We also decided that it would be a good idea to have a slogan and, after much deliberation, settled on "...home of the Kibitz Room". The Kibitz Room is the dive bar/cocktail lounge that's off in a corner of Canter's Deli. Like Canter's, it's an LA institution that just seems to keep going and going.

I had envisioned that we would somehow use my very graphic take on the neon baker sign on the service side of the truck. So I put him on the door and let the steam from his platter trail back along the length of the truck towards the menu. Along the top of the truck yet another version of the Deliscript/Canter's logo:

In “Art Imitates Life…Imitates Art #3″ I’ll post photos of the actual truck wrapping, and also of the finished truck.

Art Imitates Life...Imitates Art (Canter's Truck #1 of 3)

Recently I had a strange (and kind of wonderful) confluence of circumstance—combined with a smattering of coincidence and random luck. It all started right here in this blog over a year ago when I started sharing my thoughts about creating my new font Deliscript. In the posting I mentioned how the design was "loosely inspired by one of the signs at Canter’s Deli", a Los Angeles staple for almost 80 years:

At any rate my good fortune with Deliscript began about two months ago when I learned that it been selected by the Type Directors Club in NYC for inclusion in their annual show. About a month later I got a call from Bonnie Bloomgarden, the great-granddaughter of Ben Canter—one of the original Canter Bros. She and her sister Dena were trying to do a few things to gently update the Deli, while still respecting its heritage. One of their ideas was to create a "Canter's Truck" and take advantage of the recent mobile gourmet food trucks craze. A lot of the newer trucks have been completely "wrapped" with colorful graphics using fairly new printing technology.

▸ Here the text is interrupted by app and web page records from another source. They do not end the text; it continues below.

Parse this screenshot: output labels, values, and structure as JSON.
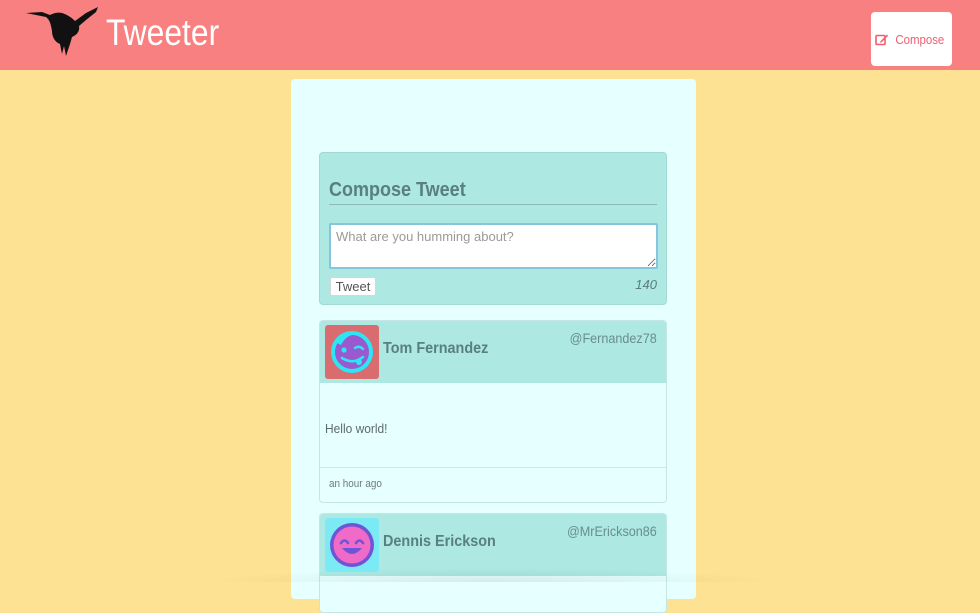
{
  "nav": {
    "brand": "Tweeter",
    "logo_icon": "hummingbird-icon",
    "compose_button": {
      "icon": "edit-icon",
      "label": "Compose"
    }
  },
  "compose": {
    "title": "Compose Tweet",
    "placeholder": "What are you humming about?",
    "value": "",
    "tweet_button": "Tweet",
    "counter": "140"
  },
  "tweets": [
    {
      "name": "Tom Fernandez",
      "handle": "@Fernandez78",
      "avatar_icon": "winking-face-avatar-icon",
      "body": "Hello world!",
      "time": "an hour ago"
    },
    {
      "name": "Dennis Erickson",
      "handle": "@MrErickson86",
      "avatar_icon": "smiling-face-avatar-icon"
    }
  ],
  "colors": {
    "page_bg": "#fde293",
    "navbar": "#f88080",
    "panel": "#e6ffff",
    "header": "#ade8e2",
    "accent": "#f05d70"
  }
}
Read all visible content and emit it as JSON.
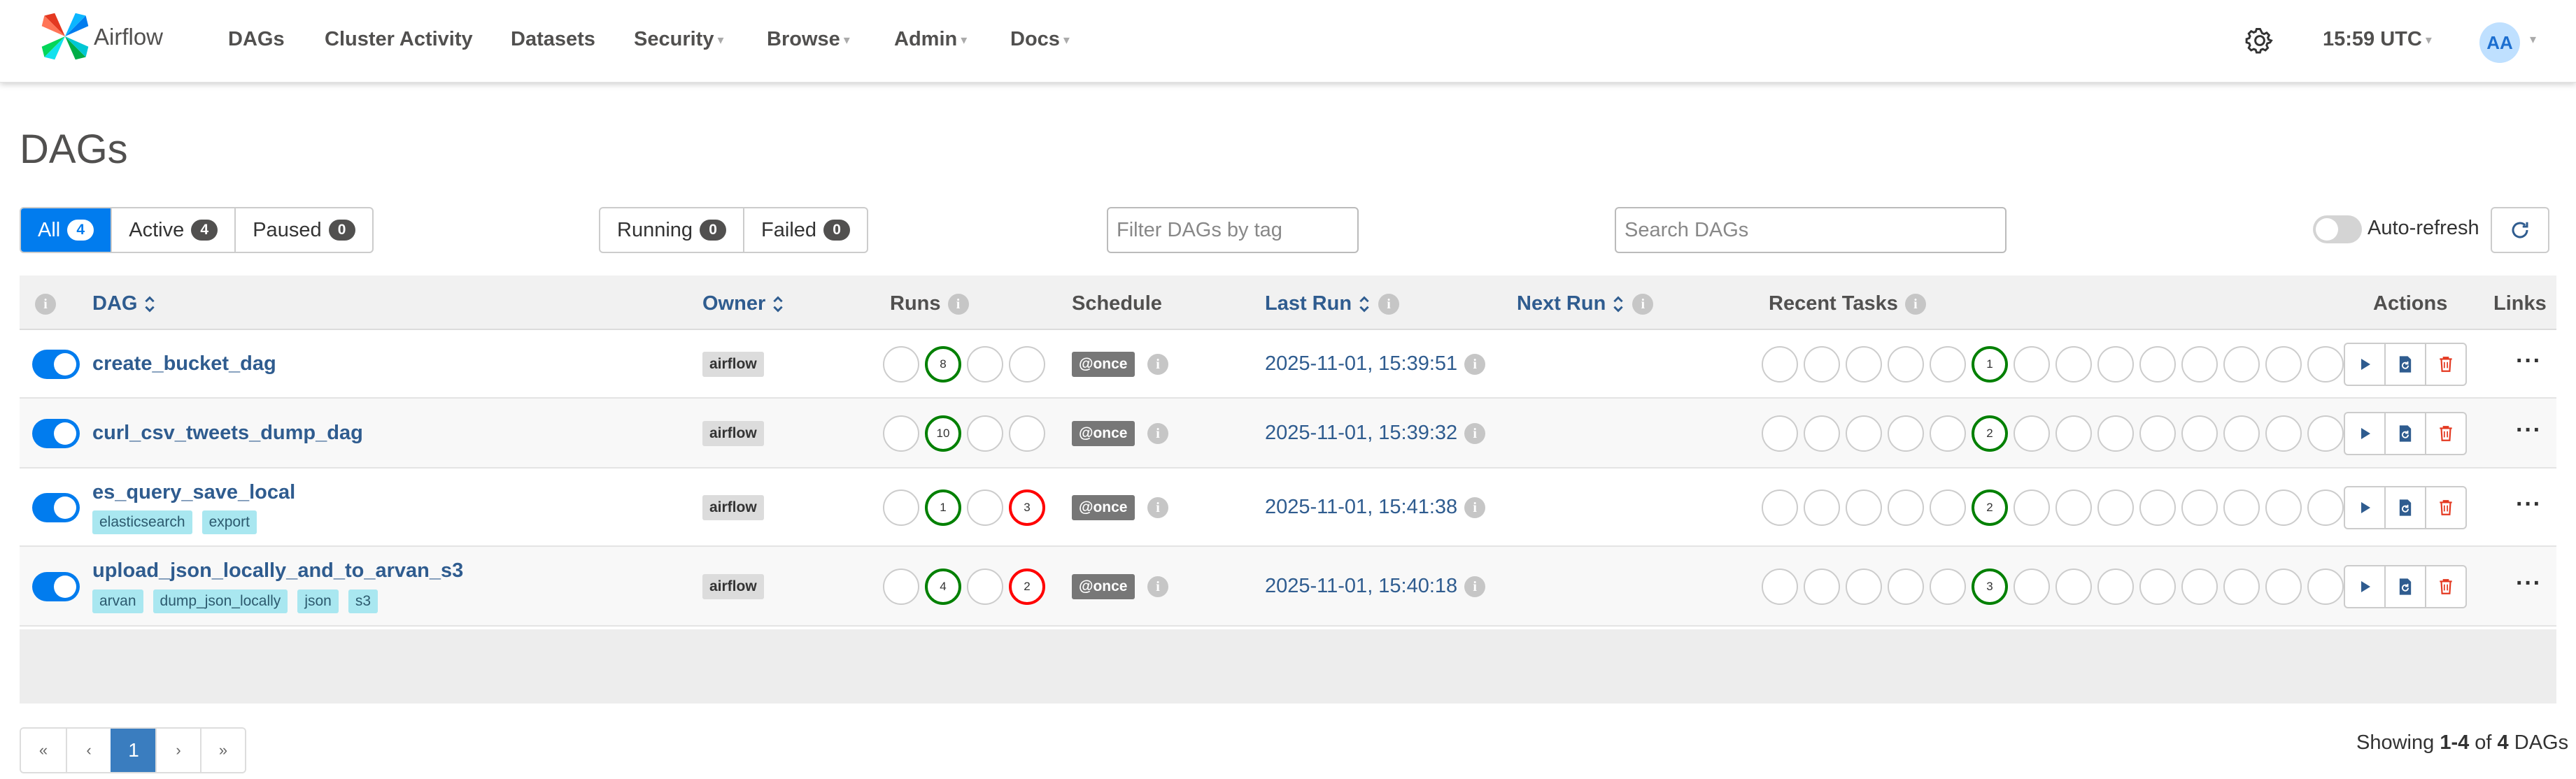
{
  "nav": {
    "brand": "Airflow",
    "items": [
      {
        "label": "DAGs",
        "dropdown": false
      },
      {
        "label": "Cluster Activity",
        "dropdown": false
      },
      {
        "label": "Datasets",
        "dropdown": false
      },
      {
        "label": "Security",
        "dropdown": true
      },
      {
        "label": "Browse",
        "dropdown": true
      },
      {
        "label": "Admin",
        "dropdown": true
      },
      {
        "label": "Docs",
        "dropdown": true
      }
    ],
    "time": "15:59 UTC",
    "avatar": "AA"
  },
  "page": {
    "title": "DAGs"
  },
  "filters": {
    "status": [
      {
        "label": "All",
        "count": "4",
        "active": true
      },
      {
        "label": "Active",
        "count": "4",
        "active": false
      },
      {
        "label": "Paused",
        "count": "0",
        "active": false
      }
    ],
    "runs": [
      {
        "label": "Running",
        "count": "0"
      },
      {
        "label": "Failed",
        "count": "0"
      }
    ],
    "tag_placeholder": "Filter DAGs by tag",
    "search_placeholder": "Search DAGs",
    "auto_refresh_label": "Auto-refresh",
    "auto_refresh_on": false
  },
  "table": {
    "headers": {
      "dag": "DAG",
      "owner": "Owner",
      "runs": "Runs",
      "schedule": "Schedule",
      "last_run": "Last Run",
      "next_run": "Next Run",
      "recent_tasks": "Recent Tasks",
      "actions": "Actions",
      "links": "Links"
    },
    "rows": [
      {
        "dag_id": "create_bucket_dag",
        "tags": [],
        "owner": "airflow",
        "runs": [
          "",
          "8",
          "",
          ""
        ],
        "schedule": "@once",
        "last_run": "2025-11-01, 15:39:51",
        "recent_task_success": "1",
        "enabled": true
      },
      {
        "dag_id": "curl_csv_tweets_dump_dag",
        "tags": [],
        "owner": "airflow",
        "runs": [
          "",
          "10",
          "",
          ""
        ],
        "schedule": "@once",
        "last_run": "2025-11-01, 15:39:32",
        "recent_task_success": "2",
        "enabled": true
      },
      {
        "dag_id": "es_query_save_local",
        "tags": [
          "elasticsearch",
          "export"
        ],
        "owner": "airflow",
        "runs": [
          "",
          "1",
          "",
          "3"
        ],
        "schedule": "@once",
        "last_run": "2025-11-01, 15:41:38",
        "recent_task_success": "2",
        "enabled": true
      },
      {
        "dag_id": "upload_json_locally_and_to_arvan_s3",
        "tags": [
          "arvan",
          "dump_json_locally",
          "json",
          "s3"
        ],
        "owner": "airflow",
        "runs": [
          "",
          "4",
          "",
          "2"
        ],
        "schedule": "@once",
        "last_run": "2025-11-01, 15:40:18",
        "recent_task_success": "3",
        "enabled": true
      }
    ],
    "run_states": [
      "queued",
      "success",
      "running",
      "failed"
    ],
    "recent_task_states": 14,
    "recent_task_success_index": 5
  },
  "pagination": {
    "buttons": [
      "«",
      "‹",
      "1",
      "›",
      "»"
    ],
    "current": "1",
    "showing_prefix": "Showing ",
    "showing_range": "1-4",
    "showing_mid": " of ",
    "showing_total": "4",
    "showing_suffix": " DAGs"
  },
  "colors": {
    "primary": "#017cee",
    "success": "#008000",
    "failed": "#ff0000",
    "link": "#2f5c8f"
  }
}
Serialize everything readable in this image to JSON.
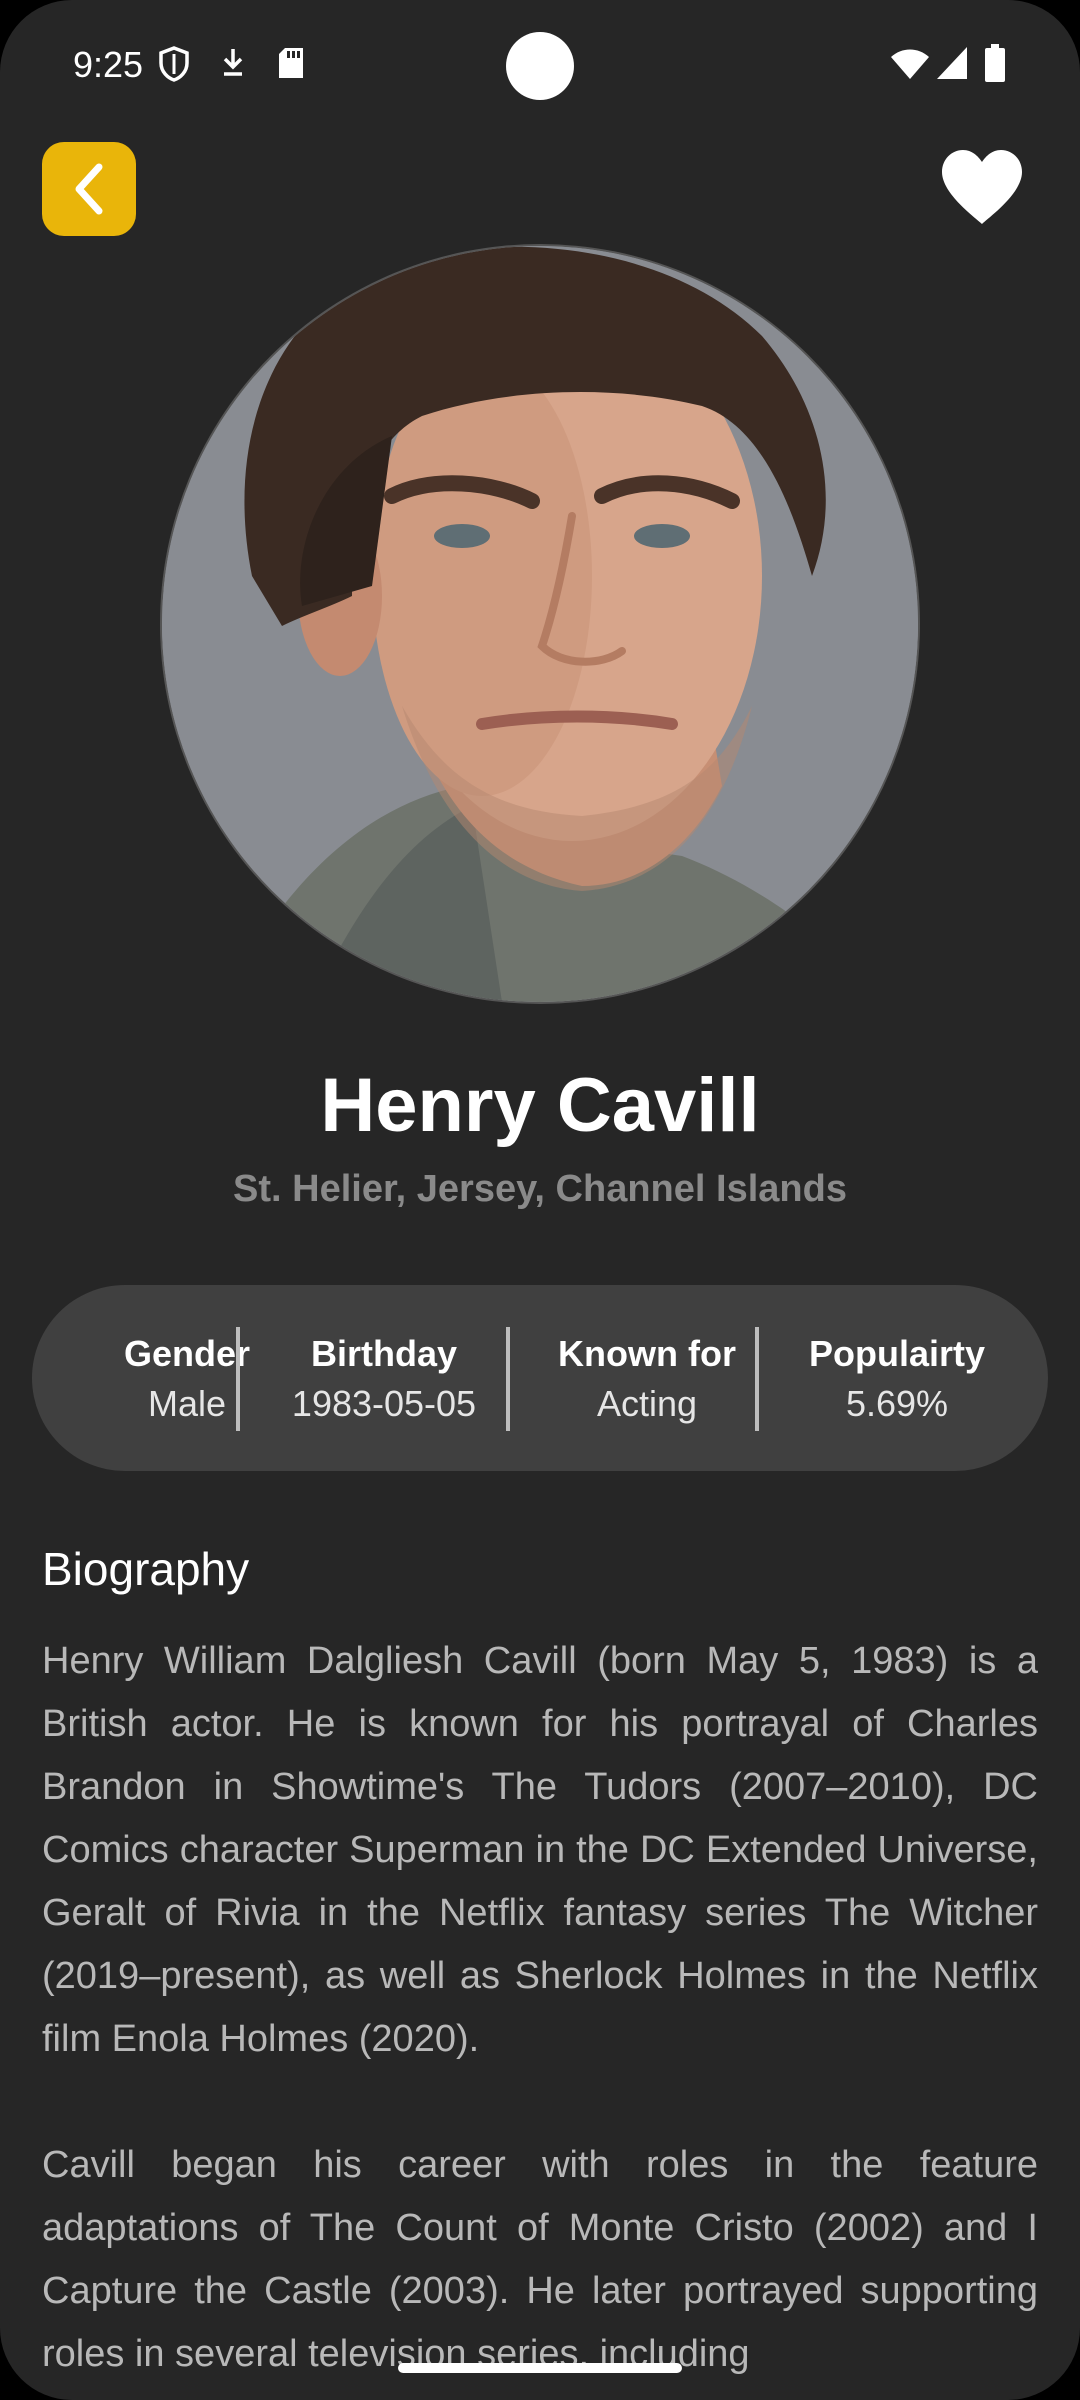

She told me that they had started looking for fonts to design the wrap for the truck themselves, but then realized it might be a little difficult for them without having a lot of graphic design experience. Then fortune smiled on Bonnie and Dena when they did a web search Googling "Deli" and "Font" and ran smack into Deliscript (probably because of the Canter's mention in this blog) and then in turn found, and contacted me.

It has been a real pleasure working with Bonnie, a young person with good entrepreneurial instincts that are combined with a keen sense of what is worth keeping in the Canter's visual vocabulary, and what perhaps should be let go. We both concurred that the truck identity should be based on that neon sign, and that I should use Deliscript as the starting point. I also suggested that we somehow should try to incorporate into the truck design their famous neon chef, who for years has been carrying that platter of freshly baked bread:

At first I tried to graphicallyt recreate him pretty much as he was for the side of the truck. I soon realized that my rendition seemed far too literal for the look I was going for. Then, in an old matchbook catalog, I found a cut of a little round chef carrying a platter of turkey, and decided to use that as the basis for creating my updated baker (a little slimmed down) for the door of the truck:

In "Art Imitates Life...Imitates Art #2" I'll discuss how we created the design for the truck.

Deliscript Lauded by Type Directors Club

I was extremely excited to learn recently that my Deliscript font family (Alphabet Soup's major font project of 2009) was chosen by the Type Directors Club to receive their prestigious "Certificate of Excellence in Type Design" in the display fonts category for their TDC² 2010 Typeface Design Competition`. Deliscript was one of only 16 designs chosen from the many typefaces entered from 29 countries.

Deliscript will be showcased in TDC² 2010, will be on display in New York City throughout the summer of 2010, and will be published in TDC's Typography 31, the Annual of the Type Directors Club. The exhibition will then go on tour traveling throughout North and South America, Europe, and East Asia.

Once again I'd like to extend my thanks to the very talented Patrick Griffin of CanadaType for his invaluable help with Deliscript's OpenType programming.